Claim 18 contains only one distinction from claim 17 which needs to be noted, namely, that the claim specifies infra-red drying means, which means are not shown in Elliott. We agree with the board in its belief that infra-red was well known as a drying means at the time of the filing of appellants' application, and that the adaption of infra-red to dry leather finishes did not require invention. It is to be noted that MacDonald treats infra-red as a common means of drying materials quickly, which tends to support the board's opinion as to its obviousness. Thus, we do not believe claim 18 patentably defines over Elliott.


While the board did not explicitly overrule the MacDonald reference, it did state it was not necessary to the rejection. In this view we concur, and reject the claims as unpatentable over Elliott alone, referring to MacDonald only to corroborate our findings.


One thing remains to be noted. Appellants' objection that the Elliott patent is "a mere paper patent" cannot be recognized by this court. Everyone is charged with knowledge of the prior patents, and the failure of a patentee to properly exploit his invention does not furnish grounds for the subsequent granting of another patent on substantially the same invention. As stated by Judge Learned Hand in Western States Mach. Co. v. S. S. Hepworth Co., 2 Cir., 147 F.2d 345, 350, "A patent may have lain for years unheeded, as little a contribution to the sum of knowledge as though it had never existed, an idle gesture long since drifted into oblivion. Nevertheless, it will be as effective to invalidate a new patent, as though it had entered into the very life blood of the industry." See In re Phipps, 154 F.2d 116, 33 C.C.P.A., Patents 861.


We have considered all the the arguments advanced by appellants but have not found them sufficient to raise any doubt in our mind as to the correctness of the decision below.

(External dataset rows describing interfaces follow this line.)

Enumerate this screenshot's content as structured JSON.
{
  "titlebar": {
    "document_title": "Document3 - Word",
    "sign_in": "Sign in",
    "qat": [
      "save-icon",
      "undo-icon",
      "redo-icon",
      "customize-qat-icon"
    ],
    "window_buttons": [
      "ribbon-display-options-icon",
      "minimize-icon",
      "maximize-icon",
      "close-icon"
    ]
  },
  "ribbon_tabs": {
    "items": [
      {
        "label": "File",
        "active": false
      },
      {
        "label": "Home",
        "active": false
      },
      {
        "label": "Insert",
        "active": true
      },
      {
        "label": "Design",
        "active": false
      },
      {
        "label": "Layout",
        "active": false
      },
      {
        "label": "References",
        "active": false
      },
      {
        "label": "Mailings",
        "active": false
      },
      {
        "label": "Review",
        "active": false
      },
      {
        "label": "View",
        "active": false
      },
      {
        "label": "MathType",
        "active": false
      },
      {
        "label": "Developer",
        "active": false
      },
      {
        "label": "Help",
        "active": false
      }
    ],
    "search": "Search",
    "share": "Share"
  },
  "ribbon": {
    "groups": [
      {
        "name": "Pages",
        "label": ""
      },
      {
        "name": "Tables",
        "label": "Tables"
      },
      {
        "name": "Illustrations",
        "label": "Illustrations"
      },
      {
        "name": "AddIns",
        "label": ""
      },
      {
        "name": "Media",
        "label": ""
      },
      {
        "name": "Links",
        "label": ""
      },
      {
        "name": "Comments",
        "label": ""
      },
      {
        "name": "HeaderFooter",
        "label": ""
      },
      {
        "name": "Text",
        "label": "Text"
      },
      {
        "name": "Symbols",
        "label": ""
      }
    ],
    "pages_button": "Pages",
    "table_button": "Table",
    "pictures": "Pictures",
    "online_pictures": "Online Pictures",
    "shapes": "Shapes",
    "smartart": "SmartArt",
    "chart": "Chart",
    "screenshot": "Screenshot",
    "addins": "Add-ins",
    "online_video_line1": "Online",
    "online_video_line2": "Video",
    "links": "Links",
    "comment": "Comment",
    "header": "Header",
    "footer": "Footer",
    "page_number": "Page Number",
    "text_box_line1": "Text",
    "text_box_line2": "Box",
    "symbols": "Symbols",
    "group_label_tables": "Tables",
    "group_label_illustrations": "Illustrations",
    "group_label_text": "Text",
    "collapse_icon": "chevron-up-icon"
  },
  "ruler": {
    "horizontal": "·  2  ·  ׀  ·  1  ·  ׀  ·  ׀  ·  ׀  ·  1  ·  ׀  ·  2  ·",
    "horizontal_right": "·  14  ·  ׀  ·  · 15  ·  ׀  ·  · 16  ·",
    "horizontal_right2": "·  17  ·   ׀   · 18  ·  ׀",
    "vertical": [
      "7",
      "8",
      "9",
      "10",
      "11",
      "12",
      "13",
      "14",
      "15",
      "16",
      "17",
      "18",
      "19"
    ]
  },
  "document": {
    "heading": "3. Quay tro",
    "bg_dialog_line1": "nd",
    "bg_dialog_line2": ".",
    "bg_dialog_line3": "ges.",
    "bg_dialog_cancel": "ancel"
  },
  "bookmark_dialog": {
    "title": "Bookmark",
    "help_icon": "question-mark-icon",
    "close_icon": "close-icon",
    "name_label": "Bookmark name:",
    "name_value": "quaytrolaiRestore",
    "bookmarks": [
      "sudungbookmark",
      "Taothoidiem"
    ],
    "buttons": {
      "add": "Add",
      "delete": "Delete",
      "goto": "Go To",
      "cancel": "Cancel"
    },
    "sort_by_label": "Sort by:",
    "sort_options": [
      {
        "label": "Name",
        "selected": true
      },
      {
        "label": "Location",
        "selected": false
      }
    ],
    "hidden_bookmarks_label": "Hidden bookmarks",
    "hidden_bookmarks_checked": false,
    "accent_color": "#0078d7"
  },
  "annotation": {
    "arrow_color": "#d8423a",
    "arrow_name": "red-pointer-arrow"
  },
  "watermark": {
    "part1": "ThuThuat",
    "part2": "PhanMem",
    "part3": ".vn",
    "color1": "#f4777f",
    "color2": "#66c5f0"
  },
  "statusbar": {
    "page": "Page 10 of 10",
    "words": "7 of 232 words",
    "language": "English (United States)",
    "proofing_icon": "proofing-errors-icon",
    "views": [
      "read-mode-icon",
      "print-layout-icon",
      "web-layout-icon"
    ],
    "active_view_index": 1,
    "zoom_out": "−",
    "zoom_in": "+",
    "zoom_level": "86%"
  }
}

For the reasons hereinbefore stated, the decision of the Board of Appeals is affirmed.




GARRETT, Chief Judge (specially concurring).


I am in agreement with the reasoning and the conclusion in this case, but feel constrained to concur specially in order to comment upon the status of the MacDonald patent as a reference.


In its discussion rejecting claim 17 the Board of Appeals said: "* * * In our opinion it is not necessary to rely on MacDonald since the same thought is present by implication in Elliott as above pointed out."


The foregoing is the only allusion made by the board to the MacDonald patent and, frankly, it seems doubtful whether or not the board intended to overrule it as a reference. It is regrettable that the board did not make its position clear upon that point, because under the statutory provision relative to appeals to this court we would have no right to consider it if the board rejected it.


It so happens that in this particular case the matter is not vitally important, but we have had a number of cases in which the expression of the Board of Appeals has left us uncertain as to just what it was intended to hold. It is thought that when the board regards a reference cited by the examiner as inapplicable it should take the responsibility of saying so in plain and unequivocal terms.